Thick film analysis for xRapid is now functional.
In its current form we have matched the accuracy of standard rapid diagnostic tests based on slides from the London School of Hygiene and Tropical Medicine. Like our thin film analysis, our diagnostic test based on a thick film slide is still a fraction of the cost of RDTs and provides a faster, cheaper and more accurate method of diagnosis than anything on the market.
The analysis of thick film slides using xRapid gives an accurate range of parasite count. The technology is able to tell if the patient has high, medium or low parasitaemia. Quantitative as well as qualitative diagnosis such as this is an important factor in why xRapid gives a superior diagnosis to other methods. Currently, our thick film analysis is unable to show the specific plasmodium species present in the blood, but our thin film analysis can achieve this to a very high level of accuracy.
We have been working on introducing thick film analysis for a while but recent trials and conversations with potential users have shown that it is very much needed both in the field and in the laboratory. Our users in Uganda and Benin have effectively demanded it. The reasons are that thick films are easier to prepare than the thin films, and the concentration of parasites is much higher thereby providing a lower limit of detection. The current method of staining a thick film slide is mainly easier because a user doesn’t have to carry two fluids. The minimum a user needs to treat a slide is purified water and giemsa. This simplifies the preparation as the third fluid for a thin film analysis – methanol – is not required.
However, the thick film does have its issues when compared to the thin film. There is often a degree of human error in preparing a thick film slide meaning that it is often not easily readable with the eye. This is why some people need a lot of training. Most of the training for diagnosing malaria should really be spent on how to prepare the slide rather than reading it because ensuring a high level of quality in how the slide is prepared is so vital for good results.

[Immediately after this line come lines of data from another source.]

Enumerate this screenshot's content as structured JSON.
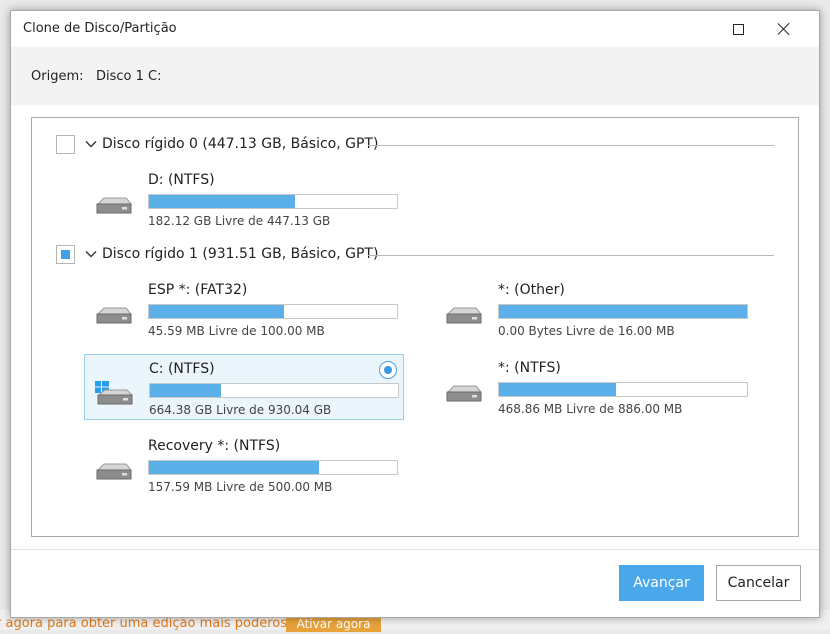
{
  "window": {
    "title": "Clone de Disco/Partição"
  },
  "origin": {
    "label": "Origem:",
    "value": "Disco 1 C:"
  },
  "disks": [
    {
      "title": "Disco rígido 0 (447.13 GB, Básico, GPT)",
      "checkbox_state": "unchecked",
      "partitions": [
        {
          "name": "D: (NTFS)",
          "free_text": "182.12 GB Livre de 447.13 GB",
          "used_fraction": 0.59,
          "icon": "hard-drive-icon",
          "selected": false
        }
      ]
    },
    {
      "title": "Disco rígido 1 (931.51 GB, Básico, GPT)",
      "checkbox_state": "partial",
      "partitions": [
        {
          "name": "ESP *: (FAT32)",
          "free_text": "45.59 MB Livre de 100.00 MB",
          "used_fraction": 0.544,
          "icon": "hard-drive-icon",
          "selected": false
        },
        {
          "name": "*: (Other)",
          "free_text": "0.00 Bytes Livre de 16.00 MB",
          "used_fraction": 1.0,
          "icon": "hard-drive-icon",
          "selected": false
        },
        {
          "name": "C: (NTFS)",
          "free_text": "664.38 GB Livre de 930.04 GB",
          "used_fraction": 0.286,
          "icon": "windows-drive-icon",
          "selected": true
        },
        {
          "name": "*: (NTFS)",
          "free_text": "468.86 MB Livre de 886.00 MB",
          "used_fraction": 0.471,
          "icon": "hard-drive-icon",
          "selected": false
        },
        {
          "name": "Recovery *: (NTFS)",
          "free_text": "157.59 MB Livre de 500.00 MB",
          "used_fraction": 0.685,
          "icon": "hard-drive-icon",
          "selected": false
        }
      ]
    }
  ],
  "buttons": {
    "next": "Avançar",
    "cancel": "Cancelar"
  },
  "background_app": {
    "promo_text": "r agora para obter uma edição mais poderosa.",
    "activate_button": "Ativar agora"
  },
  "colors": {
    "accent": "#4aa7ea",
    "bar_fill": "#5bb0ea",
    "selection_bg": "#ebf5fc"
  }
}
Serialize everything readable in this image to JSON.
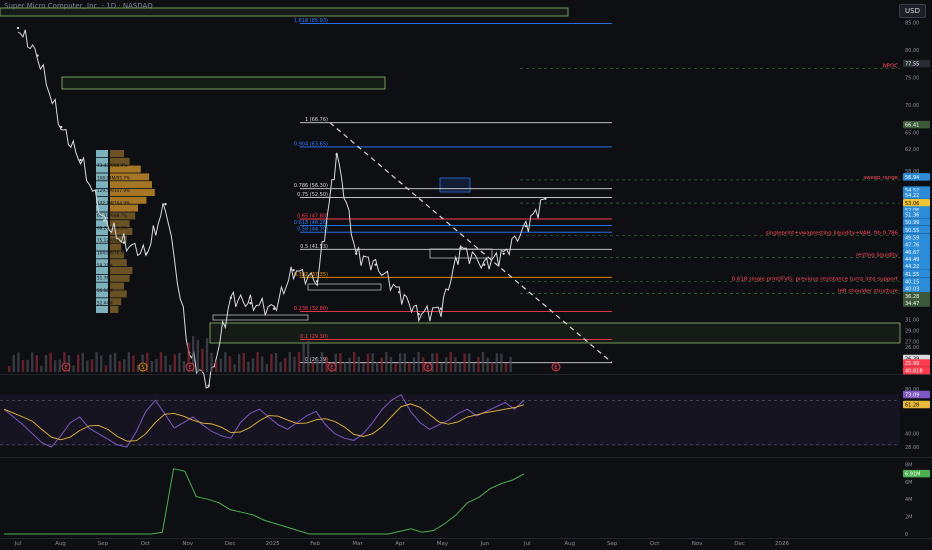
{
  "header": {
    "ticker_line": "Super Micro Computer, Inc. · 1D · NASDAQ",
    "currency": "USD"
  },
  "colors": {
    "background": "#0e0f13",
    "candle_up": "#d7d9de",
    "candle_down": "#8b8f99",
    "fib_line": "#d7d9de",
    "fib_blue": "#2f7bff",
    "fib_red": "#ff3b4e",
    "fib_orange": "#ff9800",
    "annotation_red": "#ff4d5e",
    "rsi": "#7e57c2",
    "rsi_ma": "#e8b93a",
    "obv": "#4caf50",
    "volume_profile": "#d89a2c",
    "volume_profile_va": "#9adbe8"
  },
  "chart_data": {
    "type": "line",
    "title": "Super Micro Computer, Inc. · 1D · NASDAQ",
    "xlabel": "",
    "ylabel": "",
    "x_ticks": [
      "Jul",
      "Aug",
      "Sep",
      "Oct",
      "Nov",
      "Dec",
      "2025",
      "Feb",
      "Mar",
      "Apr",
      "May",
      "Jun",
      "Jul",
      "Aug",
      "Sep",
      "Oct",
      "Nov",
      "Dec",
      "2026"
    ],
    "y_ticks": [
      "85.00",
      "80.00",
      "75.00",
      "70.00",
      "65.00",
      "62.00",
      "58.00",
      "54.00",
      "50.00",
      "47.00",
      "44.00",
      "41.00",
      "38.00",
      "36.00",
      "34.00",
      "31.00",
      "29.00",
      "27.00",
      "26.00",
      "24.10",
      "22.70"
    ],
    "ylim": [
      21.5,
      88
    ],
    "grid": false,
    "price_series": {
      "name": "",
      "x": [
        "2024-07-01",
        "2024-07-15",
        "2024-08-01",
        "2024-08-15",
        "2024-09-01",
        "2024-09-15",
        "2024-10-01",
        "2024-10-15",
        "2024-11-01",
        "2024-11-15",
        "2024-12-01",
        "2024-12-15",
        "2025-01-01",
        "2025-01-15",
        "2025-02-01",
        "2025-02-15",
        "2025-03-01",
        "2025-03-15",
        "2025-04-01",
        "2025-04-15",
        "2025-05-01",
        "2025-05-15",
        "2025-06-01",
        "2025-06-15",
        "2025-07-01",
        "2025-07-15"
      ],
      "values": [
        84,
        79,
        66,
        60,
        49,
        45,
        43,
        52,
        25,
        19,
        35,
        34,
        33,
        40,
        38,
        61,
        43,
        41,
        36,
        32,
        33,
        44,
        41,
        43,
        48,
        53
      ]
    },
    "fib_levels": [
      {
        "label": "1.618 (85.93)",
        "value": 84.8,
        "color": "#2f7bff"
      },
      {
        "label": "1 (66.76)",
        "value": 66.8,
        "color": "#d7d9de"
      },
      {
        "label": "0.904 (63.65)",
        "value": 62.4,
        "color": "#2f7bff"
      },
      {
        "label": "0.786 (56.30)",
        "value": 54.8,
        "color": "#d7d9de"
      },
      {
        "label": "0.75 (52.50)",
        "value": 53.2,
        "color": "#d7d9de"
      },
      {
        "label": "0.65 (47.80)",
        "value": 49.3,
        "color": "#ff3b4e"
      },
      {
        "label": "0.618 (46.28)",
        "value": 48.1,
        "color": "#2f7bff"
      },
      {
        "label": "0.58 (44.70)",
        "value": 46.9,
        "color": "#2f7bff"
      },
      {
        "label": "0.5 (41.53)",
        "value": 43.8,
        "color": "#d7d9de"
      },
      {
        "label": "0.382 (37.35)",
        "value": 38.7,
        "color": "#ff9800"
      },
      {
        "label": "0.236 (32.80)",
        "value": 32.5,
        "color": "#ff3b4e"
      },
      {
        "label": "0.1 (29.30)",
        "value": 27.4,
        "color": "#ff3b4e"
      },
      {
        "label": "0 (26.39)",
        "value": 23.2,
        "color": "#d7d9de"
      }
    ],
    "annotations": [
      {
        "text": "NPOC",
        "value": 76.6
      },
      {
        "text": "sweep range",
        "value": 56.4
      },
      {
        "text": "singleprint+vwapresting liquidity+VAH, fib 0.786",
        "value": 46.3
      },
      {
        "text": "resting liquidity",
        "value": 42.3
      },
      {
        "text": "0.618 single print/FVG: previous resistance turns into support",
        "value": 37.9
      },
      {
        "text": "left shoulder structure",
        "value": 35.8
      }
    ],
    "price_badges": [
      {
        "label": "77.55",
        "value": 77.5,
        "color": "#2a2c33"
      },
      {
        "label": "66.41",
        "value": 66.4,
        "color": "#3c5a3a"
      },
      {
        "label": "56.94",
        "value": 56.9,
        "color": "#2c8cd8"
      },
      {
        "label": "54.52",
        "value": 54.5,
        "color": "#2c8cd8"
      },
      {
        "label": "54.22",
        "value": 53.6,
        "color": "#2c8cd8"
      },
      {
        "label": "53.06",
        "value": 52.2,
        "color": "#f1c232"
      },
      {
        "label": "52.06",
        "value": 50.9,
        "color": "#2c8cd8"
      },
      {
        "label": "51.36",
        "value": 50.1,
        "color": "#2c8cd8"
      },
      {
        "label": "50.99",
        "value": 48.7,
        "color": "#2c8cd8"
      },
      {
        "label": "50.55",
        "value": 47.3,
        "color": "#2c8cd8"
      },
      {
        "label": "49.59",
        "value": 45.9,
        "color": "#2c8cd8"
      },
      {
        "label": "47.76",
        "value": 44.6,
        "color": "#2c8cd8"
      },
      {
        "label": "46.67",
        "value": 43.3,
        "color": "#2c8cd8"
      },
      {
        "label": "44.49",
        "value": 42.0,
        "color": "#2c8cd8"
      },
      {
        "label": "44.22",
        "value": 40.7,
        "color": "#2c8cd8"
      },
      {
        "label": "41.55",
        "value": 39.3,
        "color": "#2c8cd8"
      },
      {
        "label": "40.15",
        "value": 37.9,
        "color": "#2c8cd8"
      },
      {
        "label": "40.03",
        "value": 36.6,
        "color": "#2c8cd8"
      },
      {
        "label": "36.28",
        "value": 35.3,
        "color": "#3c5a3a"
      },
      {
        "label": "34.47",
        "value": 34.0,
        "color": "#3c5a3a"
      },
      {
        "label": "26.39",
        "value": 23.9,
        "color": "#d7d9de"
      },
      {
        "label": "25.99",
        "value": 23.1,
        "color": "#ff3b4e"
      },
      {
        "label": "40.618",
        "value": 21.7,
        "color": "#ff3b4e"
      }
    ],
    "rsi": {
      "y_ticks": [
        "80.00",
        "40.00",
        "28.00"
      ],
      "last_value": "73.09",
      "ma_value": "61.28",
      "values": [
        62,
        55,
        48,
        40,
        32,
        28,
        38,
        50,
        55,
        45,
        40,
        35,
        30,
        28,
        42,
        60,
        70,
        58,
        45,
        50,
        55,
        48,
        42,
        38,
        36,
        50,
        58,
        62,
        55,
        48,
        44,
        50,
        56,
        60,
        48,
        40,
        36,
        34,
        40,
        50,
        62,
        70,
        75,
        60,
        50,
        44,
        48,
        52,
        58,
        62,
        56,
        60,
        64,
        68,
        62,
        70
      ]
    },
    "obv": {
      "y_ticks": [
        "8M",
        "6M",
        "4M",
        "2M",
        "0"
      ],
      "last_value": "6.91M",
      "values": [
        0,
        0,
        0,
        0,
        0,
        0,
        0,
        0,
        0,
        0,
        0,
        0,
        0,
        0,
        0.2,
        7.5,
        7.2,
        4.3,
        4.0,
        3.6,
        2.8,
        2.5,
        2.2,
        1.6,
        1.2,
        0.8,
        0.4,
        0,
        0,
        0,
        0,
        0,
        0,
        0,
        0,
        0.3,
        0.6,
        0.2,
        0.4,
        1.2,
        2.2,
        3.6,
        4.2,
        5.2,
        5.8,
        6.2,
        6.9
      ]
    },
    "volume_profile_labels": [
      "73.43M/88.9%",
      "108.84M/95.7%",
      "129.5M/107.9%",
      "132.1M/104.9%",
      "66.31M/88.7%",
      "68.28M/60.2%",
      "75.12M/66.6%",
      "104.8M/70.9%",
      "59.31M",
      "51.7M",
      "55.18M",
      "52.44M"
    ],
    "event_markers": [
      "E",
      "S",
      "E",
      "E",
      "E",
      "E"
    ]
  }
}
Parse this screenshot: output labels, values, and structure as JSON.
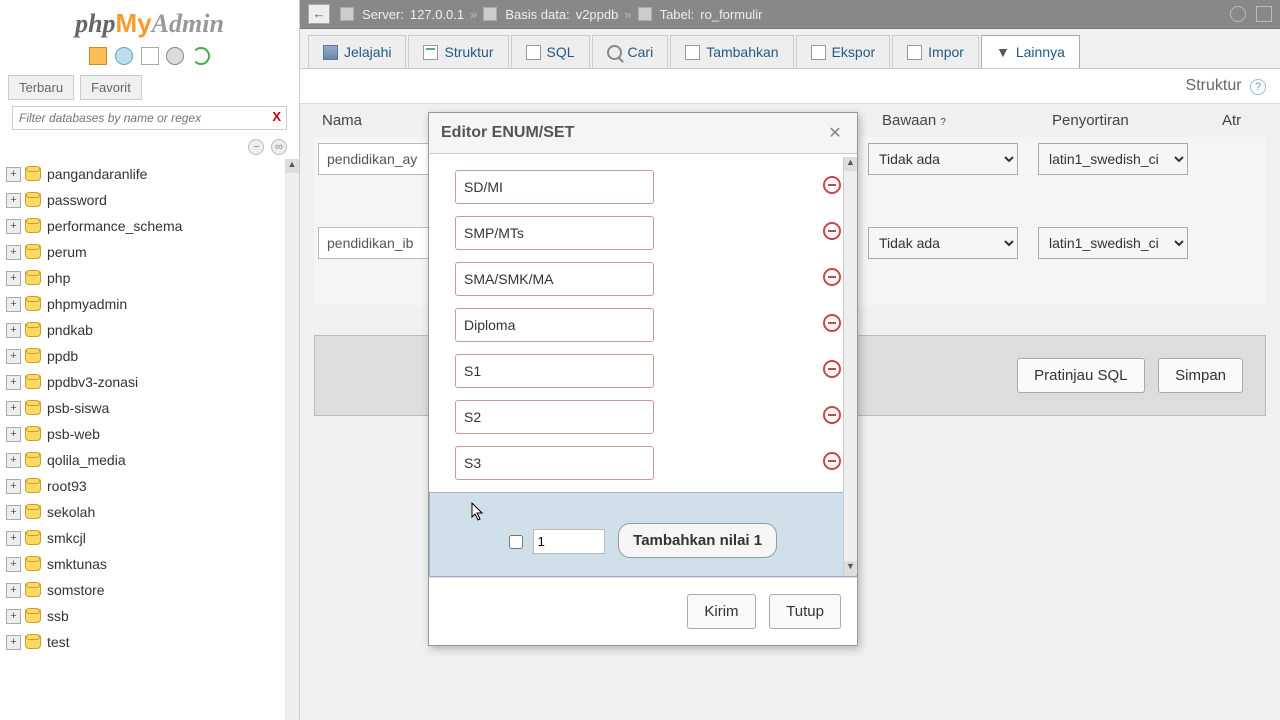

It is still important to note that preparing the thick film with three fluids is better practise than two. With the thin film you fix using methanol and the thick film needs the lysis of the red blood cells. At the Pitié-Salpétrèere Hospital in Paris a saponin solution is used for the lysis of red blood cells and platelets on a thick film slide, which produces better results and despite the use of an extra fluid alongside purified water and giemsa stain, provides a much easier to read slide. The new xRapid thick film analysis enables to read slides whose preparation was beyond optimal.
Because of the complexities of slide preparation we will be shipping all units of xRapid with instructions for best practice in this area alongside our instructions for using the software and hardware.